Synopses & Reviews
One evening in late October 1958, the deepest coal mine in North America "bumped" — its rock floors heaved up and smashed into rock ceilings. Most of the men on the shift perished. But nineteen men were trapped alive a mile below the earth's surface, struggling to survive without food, water, light, or fresh air. Almost a week passed without rescue. Hopes of finding life dwindled; then a miracle happened: Rescuers stumbled across a broken pipe that led to the cave of survivors.
In the media circus that followed, the survivors' endurance was mythologized and twisted, and the state of Georgia's tourism ploy — inviting the survivors to recuperate on a Georgia beach — turned racist and pitted the miners against each other. Using long-lost stories and interviews with survivors, Greene has reconstructed an extraordinary drama of their struggle and miraculous rescue.
"[A] most vivid account of horror and heroism, of exemplary human behavior under the most adverse circumstances." Chicago Tribune
"With every book, Greene further refines her art of rich, literary nonfiction. And she continues to find these perfect stories ..." Atlanta Journal-Constitution
"Through interviews with survivors, the autobiography of the local doctor, and, most fascinatingly, a study of survival strategies conducted after the disaster, the award-winning Greene... captures the gloom in all its manifestations.... A strikingly told story." Kirkus Reviews
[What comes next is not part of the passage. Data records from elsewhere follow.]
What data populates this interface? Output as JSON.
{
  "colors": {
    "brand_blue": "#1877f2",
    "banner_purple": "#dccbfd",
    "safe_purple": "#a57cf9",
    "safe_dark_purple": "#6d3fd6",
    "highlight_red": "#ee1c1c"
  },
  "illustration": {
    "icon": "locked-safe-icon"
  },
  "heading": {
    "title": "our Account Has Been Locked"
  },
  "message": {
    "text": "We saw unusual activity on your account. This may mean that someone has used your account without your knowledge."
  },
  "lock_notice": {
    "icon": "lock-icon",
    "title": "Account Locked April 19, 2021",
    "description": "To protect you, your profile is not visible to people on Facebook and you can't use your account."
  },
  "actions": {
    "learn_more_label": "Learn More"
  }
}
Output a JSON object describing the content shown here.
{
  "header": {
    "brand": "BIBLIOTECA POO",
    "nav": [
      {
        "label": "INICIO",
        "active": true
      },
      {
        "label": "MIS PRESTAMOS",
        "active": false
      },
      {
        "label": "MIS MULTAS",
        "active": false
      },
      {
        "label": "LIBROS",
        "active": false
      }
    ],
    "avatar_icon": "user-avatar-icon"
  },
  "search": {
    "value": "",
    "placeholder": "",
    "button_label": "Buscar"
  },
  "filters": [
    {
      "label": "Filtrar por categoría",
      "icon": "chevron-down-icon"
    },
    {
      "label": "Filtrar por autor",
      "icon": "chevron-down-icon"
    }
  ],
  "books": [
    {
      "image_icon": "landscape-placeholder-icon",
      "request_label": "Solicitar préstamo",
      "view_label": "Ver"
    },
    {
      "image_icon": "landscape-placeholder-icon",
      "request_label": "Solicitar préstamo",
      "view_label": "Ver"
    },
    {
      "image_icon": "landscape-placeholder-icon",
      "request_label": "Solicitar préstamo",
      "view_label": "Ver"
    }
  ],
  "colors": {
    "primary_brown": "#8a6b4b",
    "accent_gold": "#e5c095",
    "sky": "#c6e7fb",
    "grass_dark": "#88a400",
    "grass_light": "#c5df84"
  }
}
"A superb study of the human condition in extremis." BookPage
"By combining interviews with her own vivid prose and high sensitivity to human anguish, Greene has created a book that is... deep, moving and timeless." The Toronto Globe and Mail
"A nail-biting account... In a series of devastating, finely drawn portraits, Green deeply examines the lives of her characters... the sturdy reticence of men too strong to admit they may be doomed. Bottom line: A tragic triumph." People
About the Author
Melissa Fay Greene's books, Praying for Sheetrock and The Temple Bombing, were National Book Award finalists. Greene has written for the New Yorker, Newsweek, the New York Times, the Washington Post, the Atlantic, and Life. She lives in Atlanta.
Table of Contents
The Thunder of Baritones
A World without Sun
Home of the Long Tides
"What Am I Doing Here? What Am I Doing Here?"
"When a Miner Says It's Bad, Look Out"
A Dark Chaos
"If There Are Boys Alive, They'll Be Expecting Us"
"Oh Dear, Oh Dear, I Would Help You if You Was Caught"
In Black, White, and Silver
"There Has Got to Be a Way Out, Boys!"
No Hope Whatsoever
"It's Good Day to Him,I Reckon."
When Sleep and Waking Feel the Same
"What on Earth Will I Do without Him?"
The Lost Lovely Sky
A Malevolent Factory
"Ruther've Done Chicken Farming"
"You Know He's Bad People, but You Can't Help But Like Him"
Day-Glo on Velvet
Good Night, Sweetheart
Could a Mouse Escape?
Gas Like a Night Nurse
A Particle of Light
Last Man Out
That Lovely Fresh Air
You Ain't Got Me Yet
Between Hell and Nova Scotia
Wives and Husbands
The Singing Miner
The Richest, the Most Exclusive, the Most Inaccessible Club in the World
Man of the Year
"Seems Like a Fellow's Discouraged"
The Miners' Code
Sources and Acknowledgments
What Our Readers Are Saying